These highly-prized domains, many of which are likely worth thousands or tens of thousands of dollars, would be subject to a mini sunrise period, under the proposal.
The so-called Exclusive Availability Pre-registration Period would be limited to those companies or government entities in charge of matching ccTLDs.
The measures are outlined in “Proposed Measures for Letter/Letter Two-Character ASCII Labels to Avoid Confusion with Corresponding Country Codes” (pdf), published by ICANN late last week.
The surprisingly succinct document outlines three things new gTLD registries must do if they want to start selling two-letter domains matching ccTLDs, which are currently restricted.
The key measure is:
Registry Operator must implement a 30-day period in which registration of letter/letter two-character ASCII labels that are country codes, as specified in the ISO 3166-1 alpha-2 standard, will be made exclusively available to the applicable country-code manager or government.
In other words, if you’re a government or company listed as the ccTLD manager here, you get 30 days of exclusive opportunity to buy the LL.example matching your ccTLD.
Until now, governments have been able to block the release of LL new gTLD domains matching their ccTLDs.
The new proposal, introduced in an attempt to settle a long-running debate about the most appropriate way to enable the release of two-character strings, appears to add a “buy it or lose it” component to existing policy.
Under the base New gTLD Registry Agreement, all two-character domains were initially reserved.
Then, in late 2014, ICANN said registries could release all letter-number, number-letter and number-number combinations.
Many registries have already released such names, some selling for thousands at auction. When Rightside released its LN/NL/NN names, some carried price tags as high as $50,000.

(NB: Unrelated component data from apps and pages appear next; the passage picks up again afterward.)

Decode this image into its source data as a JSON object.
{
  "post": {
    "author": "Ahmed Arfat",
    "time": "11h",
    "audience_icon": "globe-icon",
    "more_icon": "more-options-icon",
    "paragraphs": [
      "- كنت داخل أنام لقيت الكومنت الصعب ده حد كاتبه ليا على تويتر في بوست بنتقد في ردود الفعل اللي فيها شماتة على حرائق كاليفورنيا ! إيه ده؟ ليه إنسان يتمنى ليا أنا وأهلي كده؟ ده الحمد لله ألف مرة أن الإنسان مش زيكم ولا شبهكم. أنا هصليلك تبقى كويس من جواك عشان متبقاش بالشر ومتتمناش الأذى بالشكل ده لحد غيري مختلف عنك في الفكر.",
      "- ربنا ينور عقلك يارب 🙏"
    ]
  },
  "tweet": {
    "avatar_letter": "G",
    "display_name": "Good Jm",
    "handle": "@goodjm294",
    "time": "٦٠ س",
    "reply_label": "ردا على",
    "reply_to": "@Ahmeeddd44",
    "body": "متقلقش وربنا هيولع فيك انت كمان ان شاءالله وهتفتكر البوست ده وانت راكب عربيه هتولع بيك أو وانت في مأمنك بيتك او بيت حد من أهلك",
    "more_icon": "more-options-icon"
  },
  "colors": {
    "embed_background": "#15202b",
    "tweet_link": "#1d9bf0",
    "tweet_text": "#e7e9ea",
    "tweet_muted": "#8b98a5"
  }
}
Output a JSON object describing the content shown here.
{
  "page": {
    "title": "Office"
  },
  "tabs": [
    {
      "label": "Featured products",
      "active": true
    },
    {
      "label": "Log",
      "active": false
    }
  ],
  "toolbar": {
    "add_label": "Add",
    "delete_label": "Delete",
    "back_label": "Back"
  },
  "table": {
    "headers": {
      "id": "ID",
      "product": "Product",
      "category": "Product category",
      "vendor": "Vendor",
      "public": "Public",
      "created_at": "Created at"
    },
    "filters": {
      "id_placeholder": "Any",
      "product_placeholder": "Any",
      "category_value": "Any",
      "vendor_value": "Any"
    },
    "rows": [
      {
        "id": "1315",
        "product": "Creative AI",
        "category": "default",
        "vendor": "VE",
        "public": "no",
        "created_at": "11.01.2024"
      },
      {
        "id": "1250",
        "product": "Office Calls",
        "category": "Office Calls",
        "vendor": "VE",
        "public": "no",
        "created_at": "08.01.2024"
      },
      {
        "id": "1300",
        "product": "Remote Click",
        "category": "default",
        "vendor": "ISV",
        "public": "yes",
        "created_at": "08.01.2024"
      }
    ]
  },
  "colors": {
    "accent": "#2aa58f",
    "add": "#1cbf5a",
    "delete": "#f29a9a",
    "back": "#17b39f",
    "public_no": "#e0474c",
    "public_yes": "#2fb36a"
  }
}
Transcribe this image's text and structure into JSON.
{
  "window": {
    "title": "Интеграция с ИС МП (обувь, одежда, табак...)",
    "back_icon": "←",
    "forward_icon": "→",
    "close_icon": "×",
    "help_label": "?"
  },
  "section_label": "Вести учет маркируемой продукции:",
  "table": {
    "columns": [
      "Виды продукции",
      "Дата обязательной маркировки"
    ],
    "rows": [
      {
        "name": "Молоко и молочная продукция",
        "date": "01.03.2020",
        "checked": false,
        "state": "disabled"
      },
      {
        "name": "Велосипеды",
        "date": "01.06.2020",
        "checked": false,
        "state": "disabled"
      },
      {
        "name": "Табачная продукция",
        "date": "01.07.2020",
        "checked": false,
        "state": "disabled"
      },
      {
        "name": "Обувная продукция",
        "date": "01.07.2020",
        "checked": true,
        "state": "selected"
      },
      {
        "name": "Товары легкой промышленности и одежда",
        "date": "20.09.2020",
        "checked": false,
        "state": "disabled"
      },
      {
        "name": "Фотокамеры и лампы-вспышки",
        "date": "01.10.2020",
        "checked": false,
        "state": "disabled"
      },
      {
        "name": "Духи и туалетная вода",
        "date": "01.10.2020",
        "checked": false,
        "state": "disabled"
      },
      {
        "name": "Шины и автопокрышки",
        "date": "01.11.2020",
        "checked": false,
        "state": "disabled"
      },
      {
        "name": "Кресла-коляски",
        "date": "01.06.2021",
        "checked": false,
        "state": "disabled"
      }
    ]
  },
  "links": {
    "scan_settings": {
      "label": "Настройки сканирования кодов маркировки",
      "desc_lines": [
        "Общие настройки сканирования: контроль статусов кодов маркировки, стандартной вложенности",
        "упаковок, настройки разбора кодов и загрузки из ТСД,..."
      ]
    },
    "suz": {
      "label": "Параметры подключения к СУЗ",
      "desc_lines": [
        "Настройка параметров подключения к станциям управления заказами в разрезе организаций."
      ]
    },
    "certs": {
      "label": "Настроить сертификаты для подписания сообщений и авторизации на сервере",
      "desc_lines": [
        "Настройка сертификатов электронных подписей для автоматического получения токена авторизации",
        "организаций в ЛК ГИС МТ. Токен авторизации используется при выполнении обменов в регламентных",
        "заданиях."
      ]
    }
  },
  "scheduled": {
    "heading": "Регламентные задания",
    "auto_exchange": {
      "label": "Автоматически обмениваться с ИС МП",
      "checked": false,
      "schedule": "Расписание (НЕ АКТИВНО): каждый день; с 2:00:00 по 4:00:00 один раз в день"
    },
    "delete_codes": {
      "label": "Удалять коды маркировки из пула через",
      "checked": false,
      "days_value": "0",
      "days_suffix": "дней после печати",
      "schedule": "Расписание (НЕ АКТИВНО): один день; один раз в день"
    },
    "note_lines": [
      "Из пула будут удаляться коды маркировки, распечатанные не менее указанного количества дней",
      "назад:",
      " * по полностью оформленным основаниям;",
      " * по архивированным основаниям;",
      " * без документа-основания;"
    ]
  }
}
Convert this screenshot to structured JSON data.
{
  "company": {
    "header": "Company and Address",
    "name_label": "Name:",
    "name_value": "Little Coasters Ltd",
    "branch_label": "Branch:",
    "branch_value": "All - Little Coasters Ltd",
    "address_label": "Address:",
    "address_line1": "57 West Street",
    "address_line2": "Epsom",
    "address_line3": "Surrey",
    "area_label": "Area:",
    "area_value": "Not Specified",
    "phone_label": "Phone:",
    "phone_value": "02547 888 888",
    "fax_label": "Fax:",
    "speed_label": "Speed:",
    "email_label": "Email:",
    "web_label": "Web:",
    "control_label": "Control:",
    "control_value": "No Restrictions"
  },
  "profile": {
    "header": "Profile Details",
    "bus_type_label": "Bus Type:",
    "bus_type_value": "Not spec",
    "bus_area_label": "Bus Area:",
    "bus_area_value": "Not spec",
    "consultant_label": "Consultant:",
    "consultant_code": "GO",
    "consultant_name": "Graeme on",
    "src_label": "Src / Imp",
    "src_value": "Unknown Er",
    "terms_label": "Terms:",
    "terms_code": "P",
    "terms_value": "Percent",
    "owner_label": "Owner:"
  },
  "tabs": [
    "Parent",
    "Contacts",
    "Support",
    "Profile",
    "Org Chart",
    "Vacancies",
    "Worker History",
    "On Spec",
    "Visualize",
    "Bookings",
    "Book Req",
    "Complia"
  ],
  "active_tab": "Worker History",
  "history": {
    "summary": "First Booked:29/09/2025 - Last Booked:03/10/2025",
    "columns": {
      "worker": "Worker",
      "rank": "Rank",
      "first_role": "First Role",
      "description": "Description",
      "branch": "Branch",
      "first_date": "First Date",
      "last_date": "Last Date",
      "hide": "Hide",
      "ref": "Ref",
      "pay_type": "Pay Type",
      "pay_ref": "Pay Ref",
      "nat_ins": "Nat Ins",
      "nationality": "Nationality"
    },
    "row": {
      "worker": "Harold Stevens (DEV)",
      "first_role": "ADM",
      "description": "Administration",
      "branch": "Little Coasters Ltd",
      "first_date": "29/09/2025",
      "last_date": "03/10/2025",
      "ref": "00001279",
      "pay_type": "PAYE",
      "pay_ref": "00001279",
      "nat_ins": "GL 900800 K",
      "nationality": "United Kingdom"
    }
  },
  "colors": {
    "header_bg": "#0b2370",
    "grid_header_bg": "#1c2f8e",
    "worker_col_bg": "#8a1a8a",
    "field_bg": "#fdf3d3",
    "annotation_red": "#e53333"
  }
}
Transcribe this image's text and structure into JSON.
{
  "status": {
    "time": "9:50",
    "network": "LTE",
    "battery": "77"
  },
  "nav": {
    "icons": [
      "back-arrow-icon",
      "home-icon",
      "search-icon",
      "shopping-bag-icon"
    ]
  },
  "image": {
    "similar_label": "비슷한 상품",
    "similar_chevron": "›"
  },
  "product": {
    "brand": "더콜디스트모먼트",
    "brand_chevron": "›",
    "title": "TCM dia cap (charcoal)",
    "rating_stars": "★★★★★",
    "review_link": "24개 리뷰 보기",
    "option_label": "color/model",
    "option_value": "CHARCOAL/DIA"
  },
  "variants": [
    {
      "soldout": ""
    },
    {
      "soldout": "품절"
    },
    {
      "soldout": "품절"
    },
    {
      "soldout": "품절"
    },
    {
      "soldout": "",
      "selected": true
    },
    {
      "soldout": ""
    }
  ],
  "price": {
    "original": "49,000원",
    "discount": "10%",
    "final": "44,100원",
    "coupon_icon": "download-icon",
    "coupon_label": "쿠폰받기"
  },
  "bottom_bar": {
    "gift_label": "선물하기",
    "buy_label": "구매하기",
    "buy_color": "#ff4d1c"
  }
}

Letter-letter domains could also be released following a formal registry request to ICANN, but were subject to a 60-day period during which governments could object.
Almost 1,000 new gTLDs have submitted such requests, and almost all have been “partially approved”.
That means some governments objected to the release of ccTLD-matching domains. Over 16,000 unique domain names have been objected to and therefore blocked over the last year or so.
The new proposal would add an extra process under which these blocked domains could be released, with ccTLD concerns getting first rights.
Interestingly, it appears to bring ccTLD managers into the mix, rather than restricting the names simply to governments.
The Governmental Advisory Committee has been the main driving force behind demands for restrictions on LL domains, but the proposed policy appears to also extend rights to private entities.
Remember, many ccTLDs are operated independently by private companies, without local government oversight.
For example, .uk is managed by Nominet, a non-governmental entity. The UK government has blocked many uk.example domains from being registered. The new policy appears to allow either Nominet or the government to register these names.
The one-page proposal is light on some details. It does not say, for example, what happens when the government and the ccTLD manager both want the name.
In keeping with ICANN’s habit of staying out of pricing, it does not specify price caps either.
It does, however, oblige registries to ban registrants from pretending to be affiliated with the relevant government when they are not.
Governments also get to complain, and registries have to investigate, if the relevant domains are causing “confusion”, though registries do not appear to be under a strict obligation to delete or suspend domains.
The policy is open for public comment until August here.